May 15, 2005Phoiled Phisher Phollowup
There was quite a bit of interest in my skirmish with a phisher last Tuesday night. I thought I'd write an epilog to the tale. Now that I got my most recent book (#42 if you're counting) into the hands of my editor, I can catch my breath.
The four phishing messages (one I believe to be an inadvertent mistake in that it pointed to no valid domain) were the only ones of that style to arrive that night. After the third site take-down, that was it for the night. It was my night—I don't know what it was where the phisher lived.
Since then, I've seen a couple of messages bearing the same source code hallmarks as the ones that caught my eye the other night. They usually arrived during my overnight hours or while I was away from the office. But I'm glad to say that most of the target sites were already closed down by the time I got to check them out.
Emboldened by the quick reactions of three large hosting providers last Tuesday, I've taken the time to report even more phisher sites to their site owners (there are tons of legitimate servers that get hijacked to host phishing sites) and host providers. (Don't tell my editor I was doing this instead of finishing the book. Shh!)
Despite my praise of quick action the other night, I may have spoken too soon about yahoo.com. A different phishing stream came my way, pointing to another domain hosted at yahoo.com. Several days later, the page is still up and running. [frownie emoticon]
ISP response to phishing site reports is all over the map, and highly unpredictable. Foolishly, I expect smaller ISPs to respond quickly if for no other reason than the level of abuse complaints they get should be rather small; an account hosting an obvious phishing page at a URL under their control should be easy enough to suspend for further investigation. Some are very good (iPowerWeb appears to do an excellent job from my observations), but others (I'm talking about small, U.S.-based providers) completely ignore the reports. The phishing sites hosted thereon are running long after they've trapped the bulk of their unwitting victims. I dare not mention those services here by name, lest phishers flock to them.
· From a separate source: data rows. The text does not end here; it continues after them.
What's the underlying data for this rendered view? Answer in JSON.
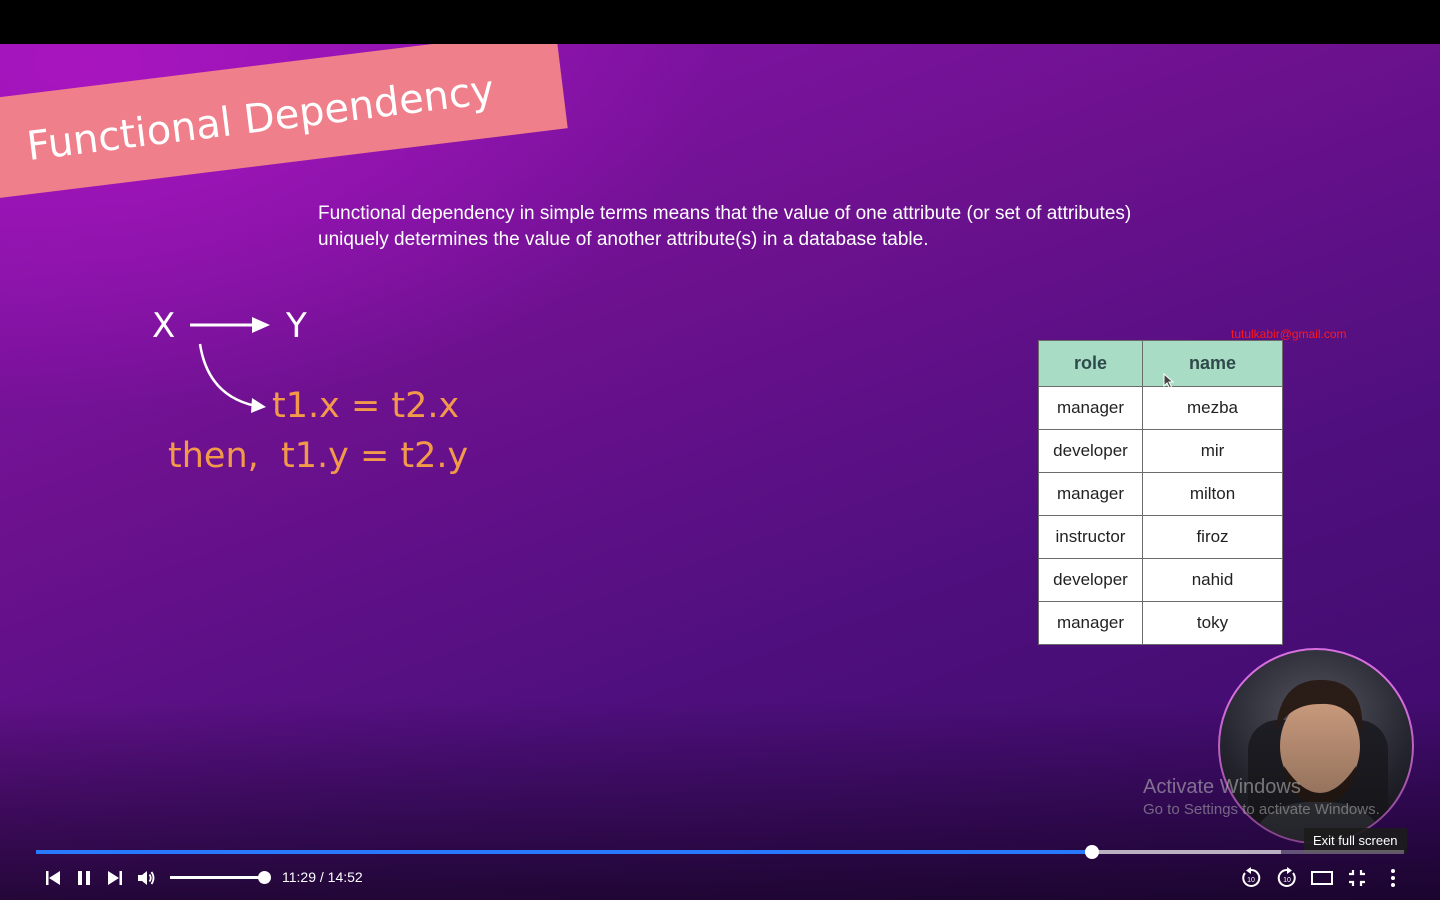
{
  "slide": {
    "title": "Functional Dependency",
    "definition": "Functional dependency in simple terms means that the value of one attribute (or set of attributes) uniquely determines the value of another attribute(s) in a database table.",
    "notation_x": "X",
    "notation_y": "Y",
    "equation_1": "t1.x = t2.x",
    "equation_2": "then,  t1.y = t2.y",
    "email": "tutulkabir@gmail.com",
    "table": {
      "headers": [
        "role",
        "name"
      ],
      "rows": [
        [
          "manager",
          "mezba"
        ],
        [
          "developer",
          "mir"
        ],
        [
          "manager",
          "milton"
        ],
        [
          "instructor",
          "firoz"
        ],
        [
          "developer",
          "nahid"
        ],
        [
          "manager",
          "toky"
        ]
      ]
    }
  },
  "overlay": {
    "activate_title": "Activate Windows",
    "activate_sub": "Go to Settings to activate Windows.",
    "tooltip": "Exit full screen"
  },
  "player": {
    "time_display": "11:29 / 14:52",
    "progress_fraction": 0.772,
    "buffer_fraction": 0.91,
    "volume_fraction": 1.0,
    "accent_color": "#2979ff",
    "icons": [
      "previous-icon",
      "pause-icon",
      "next-icon",
      "volume-icon",
      "rewind-10-icon",
      "forward-10-icon",
      "theater-mode-icon",
      "exit-fullscreen-icon",
      "more-options-icon"
    ]
  }
}
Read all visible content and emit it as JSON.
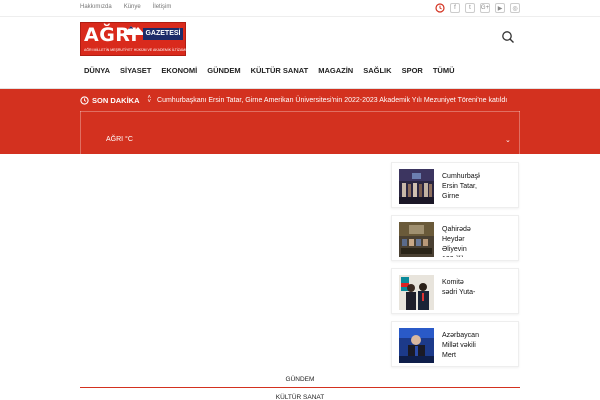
{
  "topbar": {
    "links": [
      "Hakkımızda",
      "Künye",
      "İletişim"
    ],
    "social": [
      "f",
      "t",
      "G+",
      "▶",
      "◎"
    ]
  },
  "logo": {
    "word": "AĞRI",
    "badge": "GAZETESİ",
    "tagline": "AĞRI MİLLETİN MEŞRUTİYET HÜKÜM VE AKADEMİK İLTİZAMI"
  },
  "nav": [
    "DÜNYA",
    "SİYASET",
    "EKONOMİ",
    "GÜNDEM",
    "KÜLTÜR SANAT",
    "MAGAZİN",
    "SAĞLIK",
    "SPOR",
    "TÜMÜ"
  ],
  "breaking": {
    "label": "SON DAKİKA",
    "text": "Cumhurbaşkanı Ersin Tatar, Girne Amerikan Üniversitesi'nin 2022-2023 Akademik Yılı Mezuniyet Töreni'ne katıldı"
  },
  "weather": {
    "label": "AĞRI °C",
    "caret": "⌄"
  },
  "cards": [
    {
      "title": "Cumhurbaşkanı Ersin Tatar, Girne"
    },
    {
      "title": "Qahirədə Heydər Əliyevin 100 illik"
    },
    {
      "title": "Komitə sədri Yuta-"
    },
    {
      "title": "Azərbaycan Millət vəkili Mert"
    }
  ],
  "tabs": [
    "GÜNDEM",
    "KÜLTÜR SANAT"
  ],
  "colors": {
    "brand": "#d3311f",
    "navy": "#1d2b69"
  }
}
It would be great if ISPs, big and small, had a uniform phishing reporting system in place. All of the reporting I do is to the regular abuse or other whois contact email address, and sometimes through a provider's support form on its Web site. But I never know if the report will get past the droves of other spam complaints that certainly accrue to any provider.
Speedy closure of phishing sites is essential. A site that has been up 24 hours after the first mailings go out to victims has already done the bulk of its damage. My suspicion is that phishers who "buy" domains and cheap hosting space do so on stolen credit card numbers, fully expecting the domain and site to be gone after 48 hours. In contrast, hijacked legitimate sites (whose real owners do nothing about reports from the outside—often because they don't know English or because the systems administrator who set up the site in the first place is away at college) stay up for weeks, and the phish messages keep pouring in, pointing to the same numeric IP address. Those sites that stay up awhile even gain a further subdirectory with pages for other financial institutions. Hey, if the site owner ignores reports and lets anyone gain access through default passwords, why not adopt the server, and add more sites there?
In the meantime, I don't believe that phished institutions do a sufficient job of educating their customers about the threats. But that's a whole 'nother subject I'll leave for later. That you are reading this means that you're hip to the problem. Spread your hipness to every emailing family member and neighbor.Posted on May 15, 2005 at 01:09 PM